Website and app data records
= = =

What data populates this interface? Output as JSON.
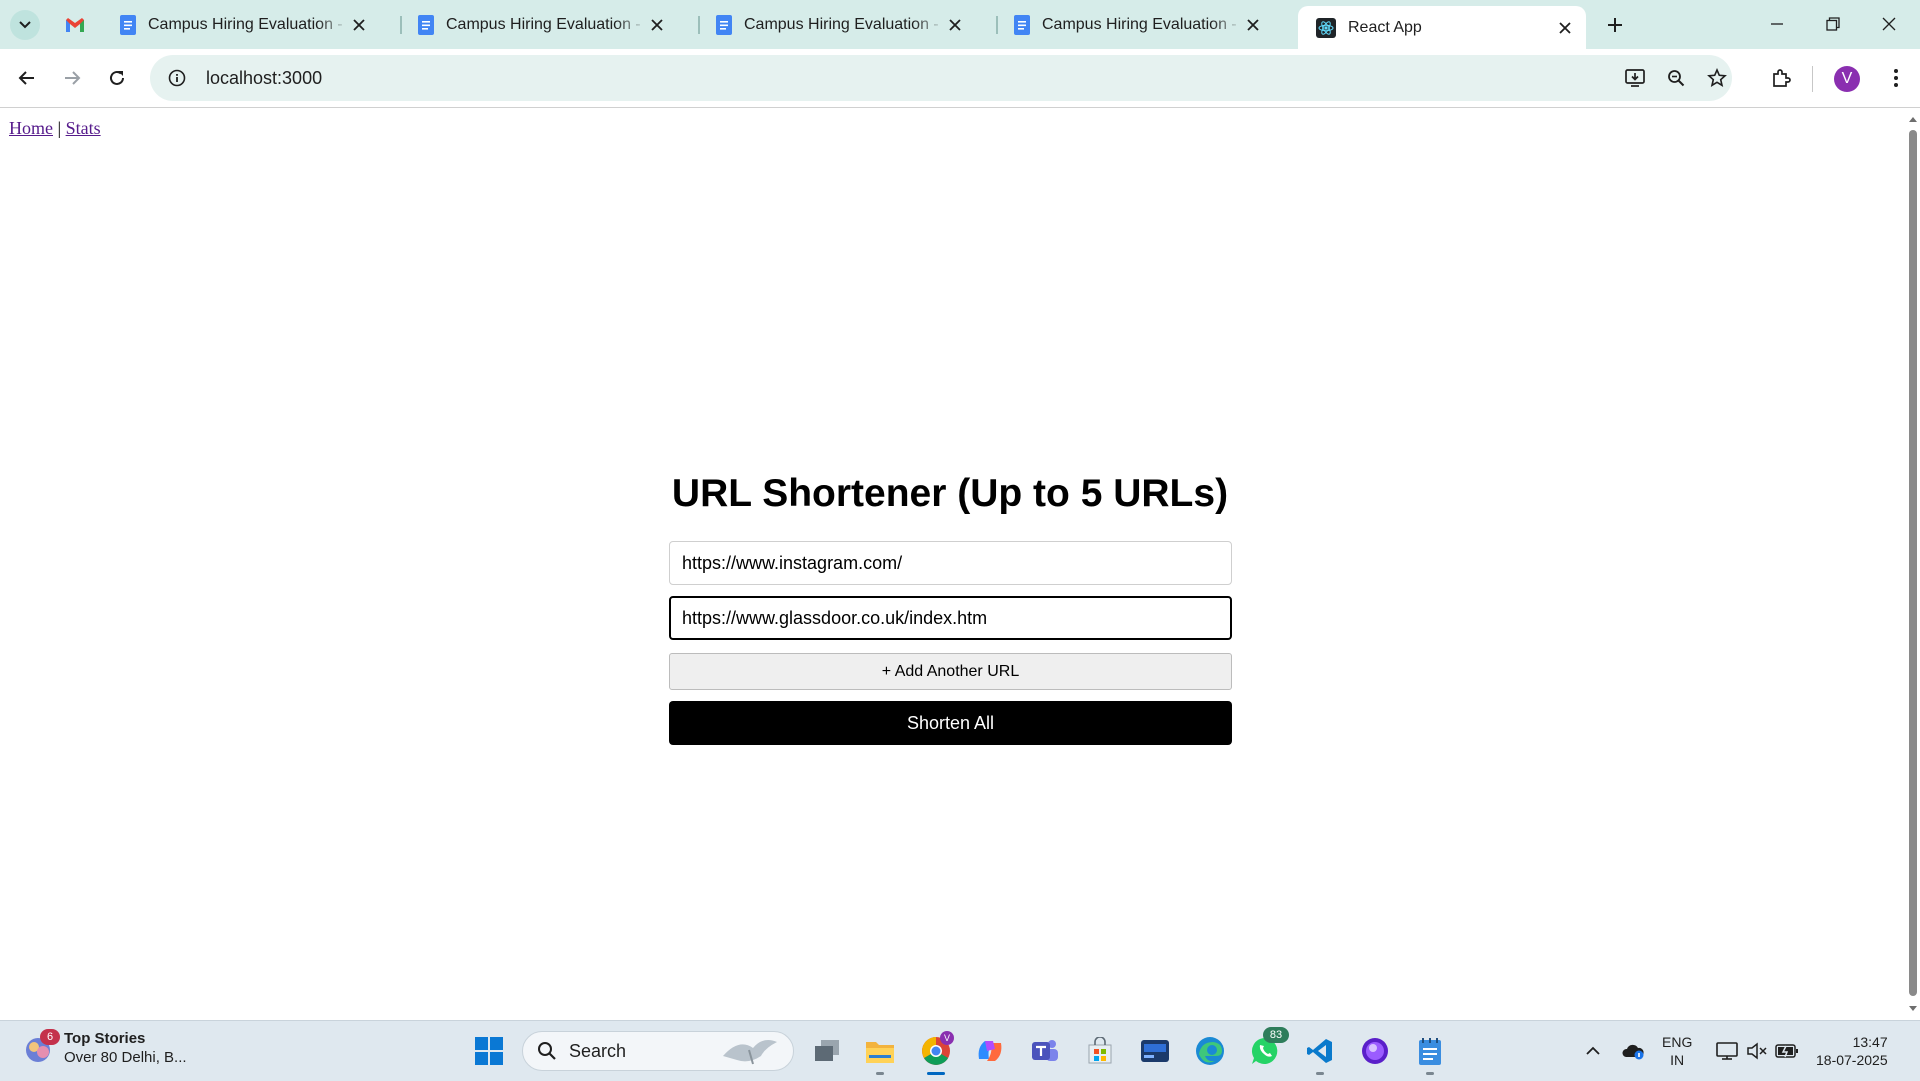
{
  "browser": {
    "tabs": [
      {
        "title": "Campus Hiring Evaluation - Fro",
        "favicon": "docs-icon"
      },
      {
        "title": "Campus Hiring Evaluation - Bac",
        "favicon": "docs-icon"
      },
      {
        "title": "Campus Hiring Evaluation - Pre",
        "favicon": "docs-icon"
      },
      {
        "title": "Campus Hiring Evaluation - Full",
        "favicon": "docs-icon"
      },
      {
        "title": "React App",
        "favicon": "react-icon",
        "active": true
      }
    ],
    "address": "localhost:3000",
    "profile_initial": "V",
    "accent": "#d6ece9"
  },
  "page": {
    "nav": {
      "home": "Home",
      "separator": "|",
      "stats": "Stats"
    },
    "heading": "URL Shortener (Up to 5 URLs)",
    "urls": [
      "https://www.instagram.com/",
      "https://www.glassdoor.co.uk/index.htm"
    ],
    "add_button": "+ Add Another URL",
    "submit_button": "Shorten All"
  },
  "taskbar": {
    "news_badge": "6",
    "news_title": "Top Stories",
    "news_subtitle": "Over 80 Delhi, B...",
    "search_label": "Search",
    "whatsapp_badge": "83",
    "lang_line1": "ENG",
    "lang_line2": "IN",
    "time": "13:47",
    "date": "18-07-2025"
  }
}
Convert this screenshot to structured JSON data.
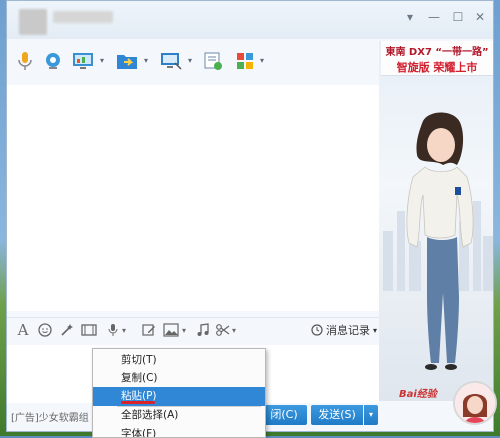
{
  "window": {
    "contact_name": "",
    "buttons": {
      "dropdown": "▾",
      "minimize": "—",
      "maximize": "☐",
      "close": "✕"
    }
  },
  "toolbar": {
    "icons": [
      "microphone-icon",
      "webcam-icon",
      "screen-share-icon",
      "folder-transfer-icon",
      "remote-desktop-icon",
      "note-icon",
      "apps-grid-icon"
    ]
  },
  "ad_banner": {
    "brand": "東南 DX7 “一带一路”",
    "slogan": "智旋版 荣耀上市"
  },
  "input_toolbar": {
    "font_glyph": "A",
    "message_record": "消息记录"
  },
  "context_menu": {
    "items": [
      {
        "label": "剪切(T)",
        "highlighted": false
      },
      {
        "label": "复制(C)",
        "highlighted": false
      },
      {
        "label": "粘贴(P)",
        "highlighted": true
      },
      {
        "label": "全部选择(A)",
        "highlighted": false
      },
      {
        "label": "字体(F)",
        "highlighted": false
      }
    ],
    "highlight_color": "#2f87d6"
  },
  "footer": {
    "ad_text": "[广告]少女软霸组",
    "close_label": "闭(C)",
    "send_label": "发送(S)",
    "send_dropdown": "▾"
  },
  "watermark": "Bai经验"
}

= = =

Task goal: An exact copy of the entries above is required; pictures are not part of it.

Solution:
What data populates this interface? Output as JSON.
{
  "browser": {
    "tabs": [
      {
        "title": "Campus Hiring Evaluation - Fro",
        "favicon": "docs-icon"
      },
      {
        "title": "Campus Hiring Evaluation - Bac",
        "favicon": "docs-icon"
      },
      {
        "title": "Campus Hiring Evaluation - Pre",
        "favicon": "docs-icon"
      },
      {
        "title": "Campus Hiring Evaluation - Full",
        "favicon": "docs-icon"
      },
      {
        "title": "React App",
        "favicon": "react-icon",
        "active": true
      }
    ],
    "address": "localhost:3000",
    "profile_initial": "V",
    "accent": "#d6ece9"
  },
  "page": {
    "nav": {
      "home": "Home",
      "separator": "|",
      "stats": "Stats"
    },
    "heading": "URL Shortener (Up to 5 URLs)",
    "urls": [
      "https://www.instagram.com/",
      "https://www.glassdoor.co.uk/index.htm"
    ],
    "add_button": "+ Add Another URL",
    "submit_button": "Shorten All"
  },
  "taskbar": {
    "news_badge": "6",
    "news_title": "Top Stories",
    "news_subtitle": "Over 80 Delhi, B...",
    "search_label": "Search",
    "whatsapp_badge": "83",
    "lang_line1": "ENG",
    "lang_line2": "IN",
    "time": "13:47",
    "date": "18-07-2025"
  }
}
Convert this screenshot to structured JSON data.
{
  "window": {
    "contact_name": "",
    "buttons": {
      "dropdown": "▾",
      "minimize": "—",
      "maximize": "☐",
      "close": "✕"
    }
  },
  "toolbar": {
    "icons": [
      "microphone-icon",
      "webcam-icon",
      "screen-share-icon",
      "folder-transfer-icon",
      "remote-desktop-icon",
      "note-icon",
      "apps-grid-icon"
    ]
  },
  "ad_banner": {
    "brand": "東南 DX7 “一带一路”",
    "slogan": "智旋版 荣耀上市"
  },
  "input_toolbar": {
    "font_glyph": "A",
    "message_record": "消息记录"
  },
  "context_menu": {
    "items": [
      {
        "label": "剪切(T)",
        "highlighted": false
      },
      {
        "label": "复制(C)",
        "highlighted": false
      },
      {
        "label": "粘贴(P)",
        "highlighted": true
      },
      {
        "label": "全部选择(A)",
        "highlighted": false
      },
      {
        "label": "字体(F)",
        "highlighted": false
      }
    ],
    "highlight_color": "#2f87d6"
  },
  "footer": {
    "ad_text": "[广告]少女软霸组",
    "close_label": "闭(C)",
    "send_label": "发送(S)",
    "send_dropdown": "▾"
  },
  "watermark": "Bai经验"
}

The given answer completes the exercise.